▶ _WORK INSTRUCTIONS_:
Below are the records; copy out every line that holds the word "story".

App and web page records
*** Begin section ***

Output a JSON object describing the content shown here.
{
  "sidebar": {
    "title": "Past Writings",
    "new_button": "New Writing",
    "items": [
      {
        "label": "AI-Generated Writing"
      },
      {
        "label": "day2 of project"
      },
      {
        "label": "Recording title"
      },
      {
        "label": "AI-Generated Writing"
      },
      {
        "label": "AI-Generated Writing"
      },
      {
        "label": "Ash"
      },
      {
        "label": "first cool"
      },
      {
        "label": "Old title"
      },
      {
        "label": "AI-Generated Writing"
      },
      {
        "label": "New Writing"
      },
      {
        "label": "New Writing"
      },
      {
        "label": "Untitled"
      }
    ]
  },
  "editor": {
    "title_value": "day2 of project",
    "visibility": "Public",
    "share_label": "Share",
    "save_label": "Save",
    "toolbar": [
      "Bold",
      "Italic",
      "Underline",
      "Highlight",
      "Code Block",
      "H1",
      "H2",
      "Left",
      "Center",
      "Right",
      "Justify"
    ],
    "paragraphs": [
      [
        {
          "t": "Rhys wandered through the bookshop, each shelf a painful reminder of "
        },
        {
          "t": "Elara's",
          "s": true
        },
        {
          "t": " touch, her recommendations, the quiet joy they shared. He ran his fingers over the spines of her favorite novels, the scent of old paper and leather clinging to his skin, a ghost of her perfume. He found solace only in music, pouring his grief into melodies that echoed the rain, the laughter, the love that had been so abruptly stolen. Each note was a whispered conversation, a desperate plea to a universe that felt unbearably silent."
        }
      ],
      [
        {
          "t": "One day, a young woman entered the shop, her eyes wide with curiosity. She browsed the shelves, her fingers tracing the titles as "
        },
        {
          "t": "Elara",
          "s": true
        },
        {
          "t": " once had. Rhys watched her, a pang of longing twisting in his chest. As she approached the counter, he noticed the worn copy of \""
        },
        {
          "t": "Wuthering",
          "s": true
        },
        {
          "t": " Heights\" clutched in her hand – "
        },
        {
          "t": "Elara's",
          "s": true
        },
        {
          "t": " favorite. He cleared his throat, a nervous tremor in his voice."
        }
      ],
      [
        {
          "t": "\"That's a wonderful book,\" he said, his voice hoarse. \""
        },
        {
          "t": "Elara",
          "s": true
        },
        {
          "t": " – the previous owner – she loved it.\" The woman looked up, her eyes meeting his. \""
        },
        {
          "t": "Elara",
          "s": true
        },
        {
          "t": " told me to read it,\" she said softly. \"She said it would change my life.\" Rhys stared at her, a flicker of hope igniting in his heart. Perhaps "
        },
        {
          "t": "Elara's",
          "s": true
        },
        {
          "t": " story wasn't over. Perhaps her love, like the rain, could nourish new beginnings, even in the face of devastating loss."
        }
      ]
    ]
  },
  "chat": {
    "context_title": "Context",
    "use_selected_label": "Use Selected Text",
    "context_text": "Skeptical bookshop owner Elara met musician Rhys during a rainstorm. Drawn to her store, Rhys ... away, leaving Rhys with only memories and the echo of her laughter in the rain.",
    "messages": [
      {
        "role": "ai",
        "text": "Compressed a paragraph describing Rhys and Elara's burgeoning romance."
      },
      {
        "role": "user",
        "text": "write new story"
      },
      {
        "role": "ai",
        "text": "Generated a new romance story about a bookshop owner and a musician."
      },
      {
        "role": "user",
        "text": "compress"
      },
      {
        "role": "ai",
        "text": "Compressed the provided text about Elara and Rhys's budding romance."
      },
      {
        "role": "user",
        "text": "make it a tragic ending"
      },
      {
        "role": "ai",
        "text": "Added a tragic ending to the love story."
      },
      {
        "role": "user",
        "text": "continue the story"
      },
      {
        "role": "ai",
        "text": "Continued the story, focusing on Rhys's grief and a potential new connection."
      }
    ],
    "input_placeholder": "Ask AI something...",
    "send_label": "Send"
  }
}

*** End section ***
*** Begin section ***

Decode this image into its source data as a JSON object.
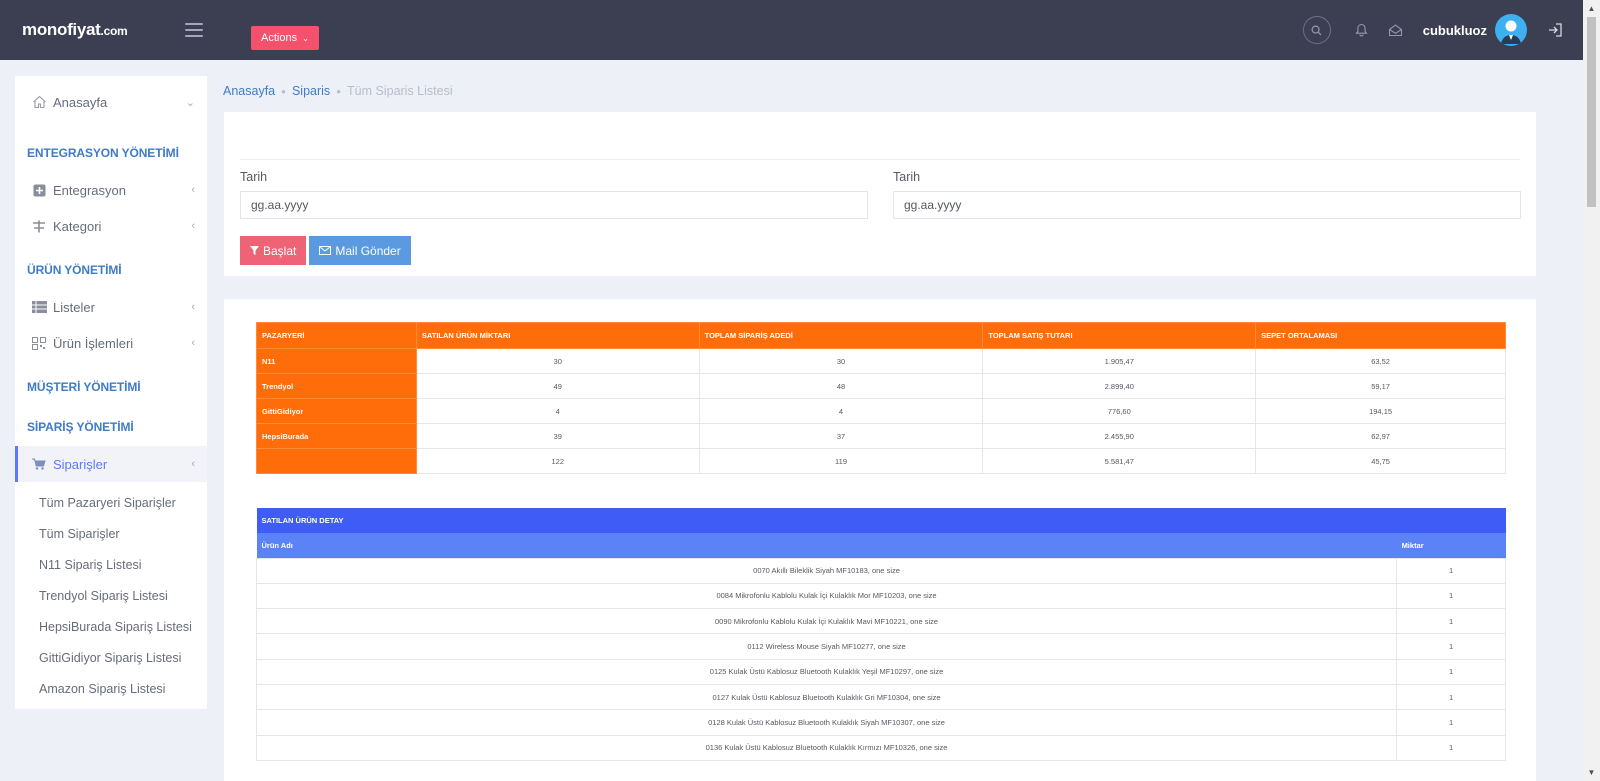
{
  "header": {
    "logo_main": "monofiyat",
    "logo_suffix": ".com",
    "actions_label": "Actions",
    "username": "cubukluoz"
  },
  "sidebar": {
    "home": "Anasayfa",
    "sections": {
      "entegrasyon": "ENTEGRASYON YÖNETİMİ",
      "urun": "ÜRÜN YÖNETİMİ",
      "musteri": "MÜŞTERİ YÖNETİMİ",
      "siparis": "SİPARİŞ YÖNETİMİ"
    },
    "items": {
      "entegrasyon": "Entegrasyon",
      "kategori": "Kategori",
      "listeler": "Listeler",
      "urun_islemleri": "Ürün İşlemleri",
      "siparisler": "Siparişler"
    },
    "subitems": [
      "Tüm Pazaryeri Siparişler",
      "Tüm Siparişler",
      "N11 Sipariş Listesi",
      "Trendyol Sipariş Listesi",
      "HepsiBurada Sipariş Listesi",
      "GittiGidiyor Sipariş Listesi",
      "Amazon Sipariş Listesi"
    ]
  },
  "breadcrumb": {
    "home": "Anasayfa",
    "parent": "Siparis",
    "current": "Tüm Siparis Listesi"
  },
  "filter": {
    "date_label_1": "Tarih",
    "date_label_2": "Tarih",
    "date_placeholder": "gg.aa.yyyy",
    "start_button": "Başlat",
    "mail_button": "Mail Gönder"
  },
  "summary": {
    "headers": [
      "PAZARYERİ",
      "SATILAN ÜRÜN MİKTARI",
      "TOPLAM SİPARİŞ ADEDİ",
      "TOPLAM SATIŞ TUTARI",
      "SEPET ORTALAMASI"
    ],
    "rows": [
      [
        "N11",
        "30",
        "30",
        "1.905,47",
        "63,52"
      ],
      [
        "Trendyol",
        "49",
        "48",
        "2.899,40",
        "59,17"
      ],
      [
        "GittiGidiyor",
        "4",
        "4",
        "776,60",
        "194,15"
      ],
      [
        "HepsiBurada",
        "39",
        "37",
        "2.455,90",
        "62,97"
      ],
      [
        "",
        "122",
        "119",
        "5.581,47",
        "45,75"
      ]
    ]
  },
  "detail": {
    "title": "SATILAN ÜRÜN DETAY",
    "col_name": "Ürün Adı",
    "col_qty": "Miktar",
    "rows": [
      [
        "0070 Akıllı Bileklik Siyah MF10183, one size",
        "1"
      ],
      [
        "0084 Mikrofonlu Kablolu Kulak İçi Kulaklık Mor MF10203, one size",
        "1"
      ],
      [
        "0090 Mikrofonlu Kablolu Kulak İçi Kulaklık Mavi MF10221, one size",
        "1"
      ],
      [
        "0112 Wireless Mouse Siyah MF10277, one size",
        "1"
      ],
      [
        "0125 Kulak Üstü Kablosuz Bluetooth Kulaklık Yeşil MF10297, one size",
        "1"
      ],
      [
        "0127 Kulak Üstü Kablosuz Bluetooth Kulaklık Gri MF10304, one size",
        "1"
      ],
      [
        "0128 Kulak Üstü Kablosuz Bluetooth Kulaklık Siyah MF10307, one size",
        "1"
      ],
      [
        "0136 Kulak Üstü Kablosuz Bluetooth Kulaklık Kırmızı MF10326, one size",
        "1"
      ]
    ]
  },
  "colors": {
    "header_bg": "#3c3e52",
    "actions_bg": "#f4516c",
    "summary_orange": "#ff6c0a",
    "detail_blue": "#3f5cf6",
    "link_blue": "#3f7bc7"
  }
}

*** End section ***

▶ _EXERCISE ANSWER_:
          "t": " story wasn't over. Perhaps her love, like the rain, could nourish new beginnings, even in the face of devastating loss."
        "text": "write new story"
        "text": "Generated a new romance story about a bookshop owner and a musician."
        "text": "Added a tragic ending to the love story."
        "text": "continue the story"
        "text": "Continued the story, focusing on Rhys's grief and a potential new connection."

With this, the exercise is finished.